Photo by Wendy Davis

Iroquois County Board Tax/Zoning Committee has its September meeting Tuesday.

A lot of information came from the Iroquois County clerk/recorder’s office in Tuesday’s county board tax/zoning committee meeting.

Lisa Fancher told the committee members a recent fee study was completed by Bellwether Consulting and it advised the county to increase fees within the department.

Fees charged in the clerk’s office can only be increased with having a fee study done and by county board approval. The last increase was made 10 years ago.

“I would have liked to see them go higher,” Fancher said, noting they are inline with what’s charged by counties similar in size to Iroquois County but well below those charged in larger counties. Champaign County, she said, charges $24 for a certified birth certificate. The study looks at the current fees, and judges increases based on a variety of factors including consumer price index and office expenses. “(The increases) have to be justified.”

The increase affects several of the vital records fees.

Certified copies of birth certificates will increase from $12 to $14 for the first copy, and it’ll increase from $2 to $5 for each additional copy.

The marriage license application will increase from $33 to $50. Certified copies of a marriage license will increase from $12 to $18, and it’ll increase from $2 to $5 for each additional copy.

An application for an assumed name of business or change of business name will increase from $5 to $24.
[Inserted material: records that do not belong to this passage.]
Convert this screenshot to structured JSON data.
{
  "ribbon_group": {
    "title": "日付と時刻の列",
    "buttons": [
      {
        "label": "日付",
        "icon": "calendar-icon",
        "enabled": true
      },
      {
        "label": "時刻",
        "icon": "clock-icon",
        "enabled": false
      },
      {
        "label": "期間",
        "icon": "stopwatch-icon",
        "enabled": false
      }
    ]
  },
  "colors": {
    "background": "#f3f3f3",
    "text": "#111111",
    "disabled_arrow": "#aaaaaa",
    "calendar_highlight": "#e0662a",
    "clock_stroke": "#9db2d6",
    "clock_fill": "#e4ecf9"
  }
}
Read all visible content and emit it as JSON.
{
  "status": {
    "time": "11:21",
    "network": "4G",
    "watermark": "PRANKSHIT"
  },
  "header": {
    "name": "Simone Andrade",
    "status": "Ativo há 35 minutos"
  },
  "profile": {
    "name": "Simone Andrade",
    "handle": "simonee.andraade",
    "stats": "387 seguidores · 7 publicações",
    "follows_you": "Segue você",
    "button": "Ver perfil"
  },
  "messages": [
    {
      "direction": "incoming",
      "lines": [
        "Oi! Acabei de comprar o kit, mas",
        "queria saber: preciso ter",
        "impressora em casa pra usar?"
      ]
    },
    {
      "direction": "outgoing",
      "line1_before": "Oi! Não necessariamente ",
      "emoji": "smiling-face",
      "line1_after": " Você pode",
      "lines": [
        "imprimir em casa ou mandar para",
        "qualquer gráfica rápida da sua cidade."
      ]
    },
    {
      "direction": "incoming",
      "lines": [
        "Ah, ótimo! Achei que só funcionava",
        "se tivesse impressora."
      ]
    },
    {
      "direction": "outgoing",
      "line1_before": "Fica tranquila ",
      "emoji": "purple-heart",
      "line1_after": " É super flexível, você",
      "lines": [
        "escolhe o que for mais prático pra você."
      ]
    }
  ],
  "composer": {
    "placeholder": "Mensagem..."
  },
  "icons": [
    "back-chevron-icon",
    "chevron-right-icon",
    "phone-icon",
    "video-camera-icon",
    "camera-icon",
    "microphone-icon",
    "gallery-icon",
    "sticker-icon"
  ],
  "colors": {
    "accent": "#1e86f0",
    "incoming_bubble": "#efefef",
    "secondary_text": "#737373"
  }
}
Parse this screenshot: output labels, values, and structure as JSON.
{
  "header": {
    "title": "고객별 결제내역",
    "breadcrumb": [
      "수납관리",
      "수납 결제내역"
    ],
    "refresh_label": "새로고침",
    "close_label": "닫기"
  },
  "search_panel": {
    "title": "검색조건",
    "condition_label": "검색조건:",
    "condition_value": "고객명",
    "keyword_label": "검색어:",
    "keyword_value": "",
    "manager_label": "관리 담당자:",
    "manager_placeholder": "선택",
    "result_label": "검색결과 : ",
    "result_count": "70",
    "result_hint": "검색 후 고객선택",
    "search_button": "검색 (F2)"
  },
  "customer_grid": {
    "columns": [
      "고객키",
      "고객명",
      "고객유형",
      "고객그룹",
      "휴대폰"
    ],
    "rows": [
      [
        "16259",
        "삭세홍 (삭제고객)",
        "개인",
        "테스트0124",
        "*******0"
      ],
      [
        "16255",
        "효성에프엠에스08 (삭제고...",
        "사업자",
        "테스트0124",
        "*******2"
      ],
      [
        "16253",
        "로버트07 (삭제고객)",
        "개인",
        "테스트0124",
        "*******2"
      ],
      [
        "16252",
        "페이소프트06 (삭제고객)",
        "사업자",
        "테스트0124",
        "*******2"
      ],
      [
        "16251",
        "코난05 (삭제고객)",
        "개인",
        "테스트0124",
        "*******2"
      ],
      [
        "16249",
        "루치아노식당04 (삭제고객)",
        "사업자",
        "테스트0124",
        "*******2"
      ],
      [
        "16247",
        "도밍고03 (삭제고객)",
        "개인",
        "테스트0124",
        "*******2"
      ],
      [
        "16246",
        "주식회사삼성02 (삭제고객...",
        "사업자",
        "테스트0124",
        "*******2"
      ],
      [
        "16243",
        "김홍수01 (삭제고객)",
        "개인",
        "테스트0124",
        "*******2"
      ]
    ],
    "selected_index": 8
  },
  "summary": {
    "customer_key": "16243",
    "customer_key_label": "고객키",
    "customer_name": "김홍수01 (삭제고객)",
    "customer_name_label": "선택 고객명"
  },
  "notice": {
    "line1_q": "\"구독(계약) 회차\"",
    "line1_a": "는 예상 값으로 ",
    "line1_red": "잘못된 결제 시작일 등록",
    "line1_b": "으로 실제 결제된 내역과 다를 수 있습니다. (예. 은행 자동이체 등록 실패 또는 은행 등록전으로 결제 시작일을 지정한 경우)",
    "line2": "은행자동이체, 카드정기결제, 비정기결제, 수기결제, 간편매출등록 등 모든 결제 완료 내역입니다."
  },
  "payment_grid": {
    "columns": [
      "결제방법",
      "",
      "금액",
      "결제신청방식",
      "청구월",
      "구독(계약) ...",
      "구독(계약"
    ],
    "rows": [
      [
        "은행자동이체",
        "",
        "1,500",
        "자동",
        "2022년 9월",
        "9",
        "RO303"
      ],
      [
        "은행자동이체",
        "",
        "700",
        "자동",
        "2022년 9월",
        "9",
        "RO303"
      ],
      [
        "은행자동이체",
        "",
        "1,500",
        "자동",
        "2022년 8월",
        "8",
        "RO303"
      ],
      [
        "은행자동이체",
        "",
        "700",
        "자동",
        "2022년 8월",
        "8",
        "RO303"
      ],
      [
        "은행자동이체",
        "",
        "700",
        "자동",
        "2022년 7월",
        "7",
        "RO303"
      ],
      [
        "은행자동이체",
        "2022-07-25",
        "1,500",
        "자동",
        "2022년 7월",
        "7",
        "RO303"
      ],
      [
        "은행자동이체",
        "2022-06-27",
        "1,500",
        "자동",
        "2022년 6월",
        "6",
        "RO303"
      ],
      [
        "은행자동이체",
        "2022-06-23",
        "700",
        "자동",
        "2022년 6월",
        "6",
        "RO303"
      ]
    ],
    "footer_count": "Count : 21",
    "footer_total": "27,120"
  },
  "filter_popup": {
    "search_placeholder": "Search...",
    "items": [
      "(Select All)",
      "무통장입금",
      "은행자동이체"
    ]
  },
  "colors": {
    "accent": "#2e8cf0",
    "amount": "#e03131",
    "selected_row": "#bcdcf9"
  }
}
A registration of a notary commission in person will increase from $5 to $10; the fee to register a notary commission by mail will remain at $10.

There will be a few which will remain the same.

Certified copies of a death record will remain $26, but there will be an increase from $6 to $9 for each additional copy.

A clerk fee for redemption of a tax sale certificate will remain at $110.

This will go into effect Oct. 1.

She said the study also looked at fees within the recording department, and an increase was suggested there, too.

She said she doesn’t want to make any changes within recording until the state makes its own decisions on fee changes. This way, she said, “I didn’t want to raise them and then raise them again”, because of the time and cost put into making the changes and letting the public know.

Next, Fancher told the committee the state board of elections is wanting a study done looking at the handicap accessibility of poling places.

Iroquois County’s Options Center for Independent Living did such a study nine years ago, she said. This one needs to be completed by March.

She said this will require a lot of man hours to complete. “We’re a big county.” There are 37 precincts in Iroquois County, and with the inclusion of the county’s administrative center, there are 34 poling places.

The study will look at inside and outside the building, including parking lots and curbing, she said. She said she’s sure there are going to be places which won’t meet the guidelines. “Those that aren’t, how will we make them compliant?”

She said it could be as simple as finding a different place for voters to vote in the precinct, but there are places in the county where there aren’t many options if a change would need to be made. She gave Milks Grove precinct as an example, where the poling place is in the township building.

In other business, Fancher, along with treasurer Kurt Albers, presented the committee a contract to use the services of Joseph Meyers and Associates as the county’s delinquent tax agent.

The county will no longer use Ballingers, as it has given the company the required 120 day notice for the proposed change. The new contract will go in effect Oct. 15.

Fancher said Joseph Meyers and Associates has been working with Ballingers to get the current properties it’s holding switched.

Joseph Meyers and Associates has also been helping correct an issue where Ballingers failed to properly record a few properties a few months ago.

Fancher updated the committee on this issue.

She said there are three buyers who are wanting to deed their properties back to the county, three who will will keep the property to eventually get a superior title and one which hasn’t decided yet.

The total cost the county will have to pay back to those who deed the property back to the county, basically get a refund on their purchase, will be $5,241.90. She said the county board will have to let her know where the money should come from in the budget.

As for zoning, administrator Bob Yergler said there’s a few issues which he wants to see fixed.

One, he said, it putting in a stronger penalty for those who don’t get the proper permits or inspections done.

Plus, he said, he’d like the board to consider a change, starting to put a fee on ag buildings. “Tool sheds aren’t just tool sheds anymore,” he said. There are a lot of “tool sheds” which have plumbing for bathrooms and they have offices and living quarters. He compared them to “man caves” and “mini-Taj Mahals”. “They aren’t normal poll buildings.”

These buildings require inspections done by the county, and, because they’re getting permits as “agriculture” buildings, there’s no fee. The county doesn’t get any sort of compensation in doing the inspections.

Also at the meeting,

— Albers reminded the committee and the public the second installment of property taxes will be due Sept. 16.

— There will be a zoning board of appeals hearing at the end of September to hear a request for a conditional use for a microbrewery to be built, said Yergler.

— The committee approved a revision to the solar ordinance.